“The name Market and Main comes from our new roadways — ‘Main Street,’ which, unlike many other local towns, Bedford does not already have. And ‘Market Street,’ heading towards the Whole Foods plaza,” said Nicholas Barber, president of Encore Retail. “So Market and Main is a logical name for the complex, representing the place in town where everyone wants to meet.”
According to Barber, “the property is strategically positioned along South River Road at the high-traffic intersection of Route 101, I-293 and the Everett Turnpike, and its proximity and direct access to the Whole Foods plaza make it a regional destination,” Barber added.

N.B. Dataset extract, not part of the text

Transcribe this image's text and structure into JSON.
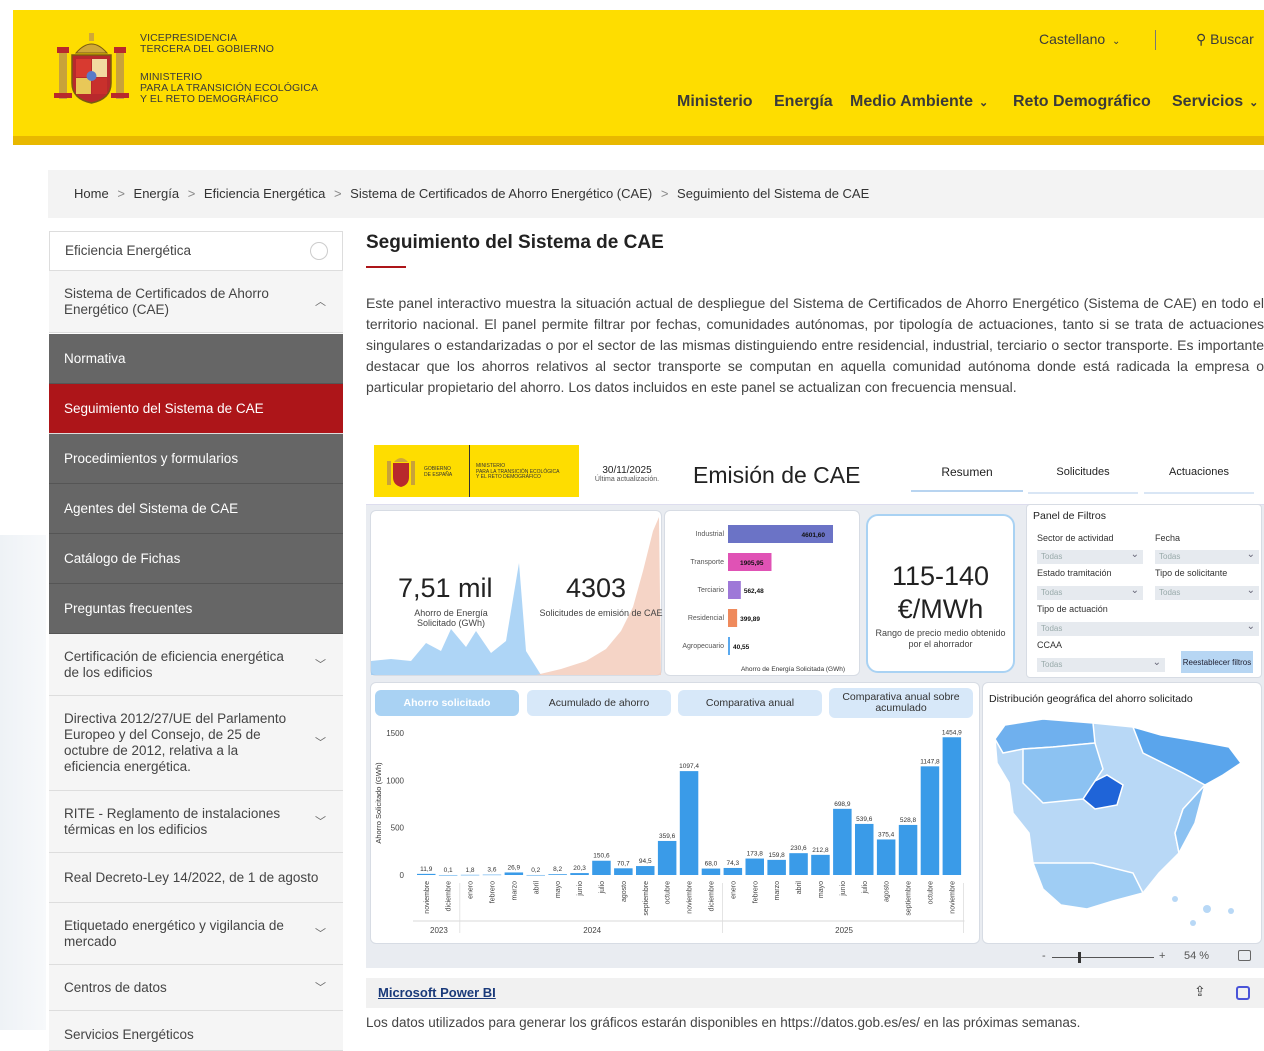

Designed as a walkable lifestyle center, the project contains over 350,000 square feet of retail, restaurant, office, hospitality and entertainment space, with an interior village green, pergolas and other pedestrian-friendly fixtures, wide sidewalks and pocket parks. The complex includes seven new buildings and two new parking garages.

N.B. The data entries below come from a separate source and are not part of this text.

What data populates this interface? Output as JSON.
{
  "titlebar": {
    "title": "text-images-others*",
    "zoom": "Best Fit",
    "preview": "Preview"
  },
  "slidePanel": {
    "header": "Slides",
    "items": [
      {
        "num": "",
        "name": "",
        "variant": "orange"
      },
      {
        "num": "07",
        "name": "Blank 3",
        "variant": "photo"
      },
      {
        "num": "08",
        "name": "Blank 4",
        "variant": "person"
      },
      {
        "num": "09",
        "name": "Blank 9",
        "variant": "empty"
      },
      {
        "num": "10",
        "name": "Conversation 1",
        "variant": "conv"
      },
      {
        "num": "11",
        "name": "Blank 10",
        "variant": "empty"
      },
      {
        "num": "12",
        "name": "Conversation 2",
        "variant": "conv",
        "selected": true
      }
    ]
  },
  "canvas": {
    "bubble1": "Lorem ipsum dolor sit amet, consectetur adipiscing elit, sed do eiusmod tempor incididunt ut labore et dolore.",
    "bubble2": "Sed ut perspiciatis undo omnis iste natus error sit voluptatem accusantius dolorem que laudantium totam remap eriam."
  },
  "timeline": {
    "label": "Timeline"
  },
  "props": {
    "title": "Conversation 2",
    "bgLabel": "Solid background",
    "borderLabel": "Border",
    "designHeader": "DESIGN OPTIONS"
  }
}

Hutter Construction of New Ipswich began work at the site in March 2017. The first phase — which includes a Trader Joe’s and a restaurant, The Friendly Toast — is set to open in March, to be followed by a cinema, a variety of high-end restaurants and retail shops, and an office building and hotel.

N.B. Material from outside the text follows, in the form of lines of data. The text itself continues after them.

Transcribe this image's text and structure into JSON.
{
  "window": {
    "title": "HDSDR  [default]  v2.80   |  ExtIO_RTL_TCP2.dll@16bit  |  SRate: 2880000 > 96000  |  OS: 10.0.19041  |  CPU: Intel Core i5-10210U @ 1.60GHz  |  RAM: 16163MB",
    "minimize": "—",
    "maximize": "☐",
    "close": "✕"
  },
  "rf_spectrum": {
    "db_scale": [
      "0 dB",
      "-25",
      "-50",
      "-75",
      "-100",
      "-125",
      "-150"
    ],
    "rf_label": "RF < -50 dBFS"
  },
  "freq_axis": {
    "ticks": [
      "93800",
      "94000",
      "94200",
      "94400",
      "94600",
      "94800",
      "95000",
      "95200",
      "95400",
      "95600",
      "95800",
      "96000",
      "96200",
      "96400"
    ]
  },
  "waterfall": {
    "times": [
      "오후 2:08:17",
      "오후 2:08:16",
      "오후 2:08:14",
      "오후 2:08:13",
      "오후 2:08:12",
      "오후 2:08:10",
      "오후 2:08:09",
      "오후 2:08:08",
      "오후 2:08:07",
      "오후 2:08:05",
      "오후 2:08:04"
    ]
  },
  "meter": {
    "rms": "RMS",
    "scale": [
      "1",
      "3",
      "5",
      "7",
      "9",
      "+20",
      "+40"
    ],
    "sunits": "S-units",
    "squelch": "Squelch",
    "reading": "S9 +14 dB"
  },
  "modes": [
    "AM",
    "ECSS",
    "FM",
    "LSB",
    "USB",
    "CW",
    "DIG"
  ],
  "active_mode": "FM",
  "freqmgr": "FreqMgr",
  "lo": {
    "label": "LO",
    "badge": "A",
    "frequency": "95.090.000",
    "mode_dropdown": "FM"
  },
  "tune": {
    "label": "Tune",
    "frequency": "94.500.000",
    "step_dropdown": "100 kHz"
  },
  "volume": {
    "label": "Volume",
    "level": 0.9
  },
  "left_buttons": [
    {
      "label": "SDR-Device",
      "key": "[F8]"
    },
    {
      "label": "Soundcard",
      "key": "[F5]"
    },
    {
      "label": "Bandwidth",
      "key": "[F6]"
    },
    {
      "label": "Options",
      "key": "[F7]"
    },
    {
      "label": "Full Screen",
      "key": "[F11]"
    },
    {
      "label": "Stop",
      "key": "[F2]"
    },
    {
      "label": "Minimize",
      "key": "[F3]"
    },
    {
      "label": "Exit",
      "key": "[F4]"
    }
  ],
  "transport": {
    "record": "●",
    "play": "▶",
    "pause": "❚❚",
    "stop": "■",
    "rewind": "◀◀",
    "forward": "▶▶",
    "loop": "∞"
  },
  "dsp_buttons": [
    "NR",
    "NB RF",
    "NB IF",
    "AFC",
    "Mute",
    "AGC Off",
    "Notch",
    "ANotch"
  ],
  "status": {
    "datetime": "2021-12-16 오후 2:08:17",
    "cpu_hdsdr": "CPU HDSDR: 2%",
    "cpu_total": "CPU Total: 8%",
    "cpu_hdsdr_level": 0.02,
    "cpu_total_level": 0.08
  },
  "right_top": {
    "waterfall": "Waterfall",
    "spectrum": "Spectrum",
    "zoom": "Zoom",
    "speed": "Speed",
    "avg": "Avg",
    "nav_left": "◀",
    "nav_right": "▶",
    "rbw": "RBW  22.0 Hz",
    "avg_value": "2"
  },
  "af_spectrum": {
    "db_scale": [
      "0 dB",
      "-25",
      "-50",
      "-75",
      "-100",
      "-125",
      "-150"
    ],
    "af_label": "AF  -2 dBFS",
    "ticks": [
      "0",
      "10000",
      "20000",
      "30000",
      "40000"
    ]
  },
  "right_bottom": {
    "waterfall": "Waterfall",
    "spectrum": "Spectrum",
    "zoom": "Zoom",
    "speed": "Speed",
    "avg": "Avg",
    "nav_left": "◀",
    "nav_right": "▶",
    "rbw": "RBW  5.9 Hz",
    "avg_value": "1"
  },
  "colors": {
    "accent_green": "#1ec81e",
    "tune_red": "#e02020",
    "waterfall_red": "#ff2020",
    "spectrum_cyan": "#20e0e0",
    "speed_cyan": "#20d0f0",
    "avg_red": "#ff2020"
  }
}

TFMoran is responsible for the structural engineering of the garages, as well as civil/site and traffic engineering, permitting, land surveying and landscape architectural services for the entire development. Architect Prellwitz Chilinski Associates of Cambridge, Mass., has incorporated brick, granite, cast stone masonry, painted wood and metal in a palette of modern materials and historical colors throughout the complex.
Market and Main is being built just south of the Goffe Mill Plaza, which includes a Whole Foods Market, additional restaurants and retail space, a bank and 75 apartment units. TFMoran said the proximity of the two sites enabled it to design dense and efficient layouts by leveraging traffic, parking and drainage benefits of mixed-use development and providing safe pedestrian connections between major uses.
TFMoran has designed several large mixed-use developments in recent years that integrate residential, institutional, industrial and cultural components in a pedestrian-oriented model, as opposed to the traditional vehicle-oriented shopping center or office park format.
“Placing this variety of uses within walking distance reduces vehicle traffic, parking lots, stormwater runoff, improves air quality and permits denser development of the existing core areas of our communities,” said TFMoran President Robert Duval. “Since mixed-use developments use infrastructure more efficiently, increase municipal tax revenue and add employment opportunities while reducing the negative impacts of development, we expect that they will become an increasingly important factor in the revitalization of cities and towns in New Hampshire and throughout New England.”
See Full Story Here: NHBR